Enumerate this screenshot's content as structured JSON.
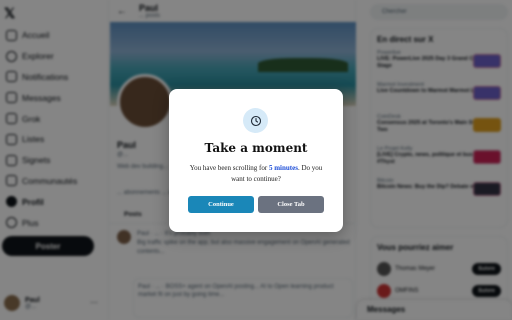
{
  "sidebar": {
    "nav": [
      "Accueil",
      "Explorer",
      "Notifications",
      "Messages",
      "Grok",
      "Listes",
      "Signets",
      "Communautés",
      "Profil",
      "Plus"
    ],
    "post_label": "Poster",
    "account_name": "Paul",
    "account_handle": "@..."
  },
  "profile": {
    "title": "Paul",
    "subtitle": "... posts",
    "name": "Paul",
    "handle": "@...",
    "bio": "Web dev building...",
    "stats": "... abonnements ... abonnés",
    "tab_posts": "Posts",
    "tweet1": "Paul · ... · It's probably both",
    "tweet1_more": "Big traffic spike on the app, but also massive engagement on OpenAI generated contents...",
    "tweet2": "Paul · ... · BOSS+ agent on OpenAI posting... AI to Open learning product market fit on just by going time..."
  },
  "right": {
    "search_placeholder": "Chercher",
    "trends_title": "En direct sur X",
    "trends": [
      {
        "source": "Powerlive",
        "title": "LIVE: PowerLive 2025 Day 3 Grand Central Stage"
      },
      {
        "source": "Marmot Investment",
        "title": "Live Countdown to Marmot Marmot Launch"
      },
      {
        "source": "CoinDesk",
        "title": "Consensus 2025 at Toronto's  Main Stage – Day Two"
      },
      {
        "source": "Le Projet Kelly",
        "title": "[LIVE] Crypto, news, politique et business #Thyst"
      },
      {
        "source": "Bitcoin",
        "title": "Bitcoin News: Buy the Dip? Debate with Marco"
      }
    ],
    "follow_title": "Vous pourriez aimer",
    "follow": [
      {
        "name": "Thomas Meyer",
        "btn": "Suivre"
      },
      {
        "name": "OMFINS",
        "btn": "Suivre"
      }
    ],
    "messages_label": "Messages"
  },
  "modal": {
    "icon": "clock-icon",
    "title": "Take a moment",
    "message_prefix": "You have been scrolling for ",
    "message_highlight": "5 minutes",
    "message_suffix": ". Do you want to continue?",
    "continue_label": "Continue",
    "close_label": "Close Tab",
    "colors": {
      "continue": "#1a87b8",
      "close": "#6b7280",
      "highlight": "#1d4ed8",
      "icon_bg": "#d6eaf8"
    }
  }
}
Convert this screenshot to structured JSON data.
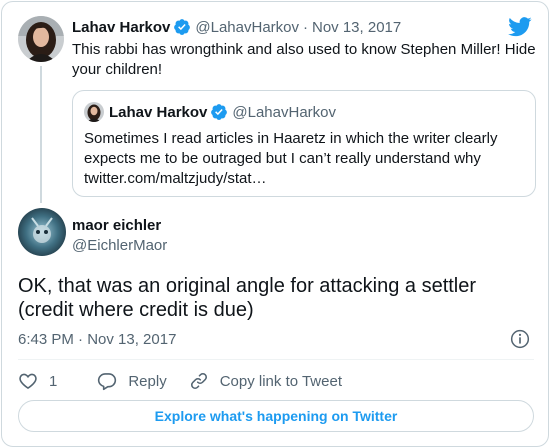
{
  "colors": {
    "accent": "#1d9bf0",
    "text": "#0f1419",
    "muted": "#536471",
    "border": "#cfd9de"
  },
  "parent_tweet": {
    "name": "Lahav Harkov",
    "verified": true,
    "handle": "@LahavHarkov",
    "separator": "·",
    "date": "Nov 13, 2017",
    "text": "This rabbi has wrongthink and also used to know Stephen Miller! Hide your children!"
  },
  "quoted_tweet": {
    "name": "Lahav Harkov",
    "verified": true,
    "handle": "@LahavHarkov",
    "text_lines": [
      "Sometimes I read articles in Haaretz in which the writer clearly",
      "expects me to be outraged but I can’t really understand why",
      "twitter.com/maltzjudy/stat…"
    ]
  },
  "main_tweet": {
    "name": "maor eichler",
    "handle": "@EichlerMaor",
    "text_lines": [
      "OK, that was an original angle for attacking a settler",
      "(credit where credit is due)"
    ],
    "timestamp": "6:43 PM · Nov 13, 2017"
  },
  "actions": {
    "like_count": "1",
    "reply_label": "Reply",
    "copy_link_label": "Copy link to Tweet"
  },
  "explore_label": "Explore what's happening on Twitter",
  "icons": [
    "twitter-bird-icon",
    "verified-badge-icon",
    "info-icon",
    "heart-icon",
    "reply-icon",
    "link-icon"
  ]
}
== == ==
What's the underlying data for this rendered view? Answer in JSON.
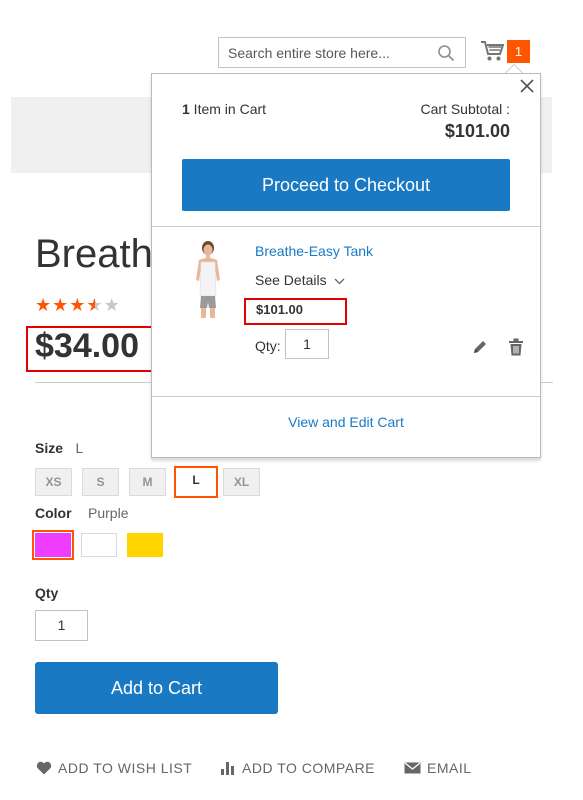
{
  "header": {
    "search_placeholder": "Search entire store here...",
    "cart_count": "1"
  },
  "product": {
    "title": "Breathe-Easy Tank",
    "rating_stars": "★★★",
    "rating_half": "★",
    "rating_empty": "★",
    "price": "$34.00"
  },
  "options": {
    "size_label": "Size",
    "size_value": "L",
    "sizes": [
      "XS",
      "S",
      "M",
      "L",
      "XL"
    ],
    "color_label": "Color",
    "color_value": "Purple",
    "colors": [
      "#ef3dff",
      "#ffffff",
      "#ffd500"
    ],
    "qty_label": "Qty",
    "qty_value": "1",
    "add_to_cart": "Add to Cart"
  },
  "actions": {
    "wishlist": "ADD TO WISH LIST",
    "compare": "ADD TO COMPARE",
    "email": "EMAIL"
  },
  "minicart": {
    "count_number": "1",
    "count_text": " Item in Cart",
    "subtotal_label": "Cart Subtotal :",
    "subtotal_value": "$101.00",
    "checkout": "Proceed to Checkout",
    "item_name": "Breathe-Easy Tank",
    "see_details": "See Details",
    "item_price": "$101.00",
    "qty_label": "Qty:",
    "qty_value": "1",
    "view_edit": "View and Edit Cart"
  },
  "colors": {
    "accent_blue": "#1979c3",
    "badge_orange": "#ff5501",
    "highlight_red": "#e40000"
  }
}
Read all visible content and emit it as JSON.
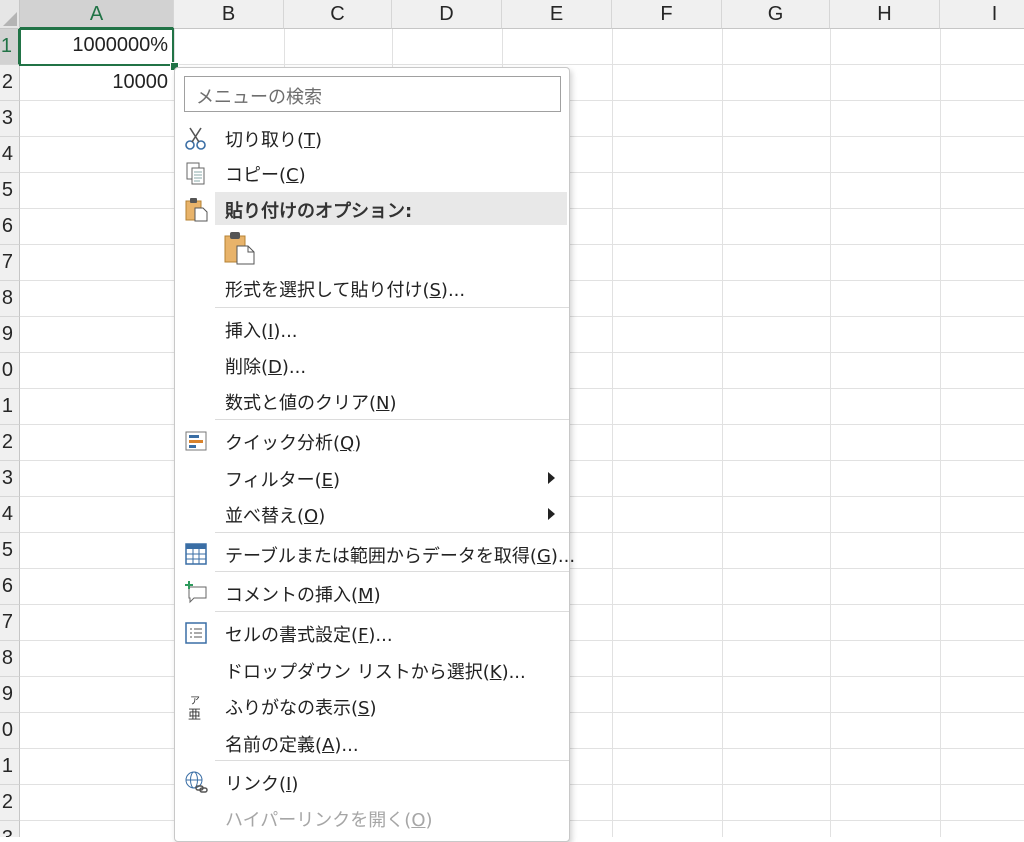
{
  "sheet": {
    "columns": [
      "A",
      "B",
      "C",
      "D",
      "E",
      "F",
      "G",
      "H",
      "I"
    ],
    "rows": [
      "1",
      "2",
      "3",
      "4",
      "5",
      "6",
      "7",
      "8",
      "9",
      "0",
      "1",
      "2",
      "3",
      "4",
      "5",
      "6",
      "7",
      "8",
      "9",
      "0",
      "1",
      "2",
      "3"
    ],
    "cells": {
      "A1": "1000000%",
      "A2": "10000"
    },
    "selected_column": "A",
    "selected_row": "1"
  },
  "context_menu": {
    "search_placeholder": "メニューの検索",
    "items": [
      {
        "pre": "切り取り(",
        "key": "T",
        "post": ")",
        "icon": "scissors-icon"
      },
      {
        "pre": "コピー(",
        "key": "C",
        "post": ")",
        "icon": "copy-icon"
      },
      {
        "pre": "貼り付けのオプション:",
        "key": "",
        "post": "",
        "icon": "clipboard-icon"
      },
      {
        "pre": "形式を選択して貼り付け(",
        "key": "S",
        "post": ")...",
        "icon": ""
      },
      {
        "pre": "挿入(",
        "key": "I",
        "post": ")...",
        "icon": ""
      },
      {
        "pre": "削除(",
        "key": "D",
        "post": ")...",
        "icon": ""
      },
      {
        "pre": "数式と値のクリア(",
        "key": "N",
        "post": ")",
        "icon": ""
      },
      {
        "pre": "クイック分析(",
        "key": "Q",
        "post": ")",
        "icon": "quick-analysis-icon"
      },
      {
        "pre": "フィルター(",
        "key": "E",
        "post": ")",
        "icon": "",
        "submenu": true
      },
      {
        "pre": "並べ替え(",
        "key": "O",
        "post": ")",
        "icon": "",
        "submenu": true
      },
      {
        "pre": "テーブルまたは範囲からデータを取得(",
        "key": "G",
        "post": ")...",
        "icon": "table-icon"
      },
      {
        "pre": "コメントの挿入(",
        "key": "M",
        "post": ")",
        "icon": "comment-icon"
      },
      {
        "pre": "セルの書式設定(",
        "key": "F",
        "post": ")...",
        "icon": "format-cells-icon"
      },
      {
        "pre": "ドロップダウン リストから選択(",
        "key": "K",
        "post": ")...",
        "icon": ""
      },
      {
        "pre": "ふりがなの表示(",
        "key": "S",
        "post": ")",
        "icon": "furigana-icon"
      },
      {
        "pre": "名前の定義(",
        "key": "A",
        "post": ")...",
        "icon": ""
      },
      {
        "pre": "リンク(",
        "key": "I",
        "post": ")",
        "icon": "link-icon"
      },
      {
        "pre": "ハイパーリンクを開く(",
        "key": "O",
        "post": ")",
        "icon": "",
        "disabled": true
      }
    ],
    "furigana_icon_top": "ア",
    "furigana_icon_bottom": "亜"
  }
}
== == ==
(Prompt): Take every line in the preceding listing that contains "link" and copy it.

(Expected answer):
    "copy_link_label": "Copy link to Tweet"
    "link-icon"
        "icon": "link-icon"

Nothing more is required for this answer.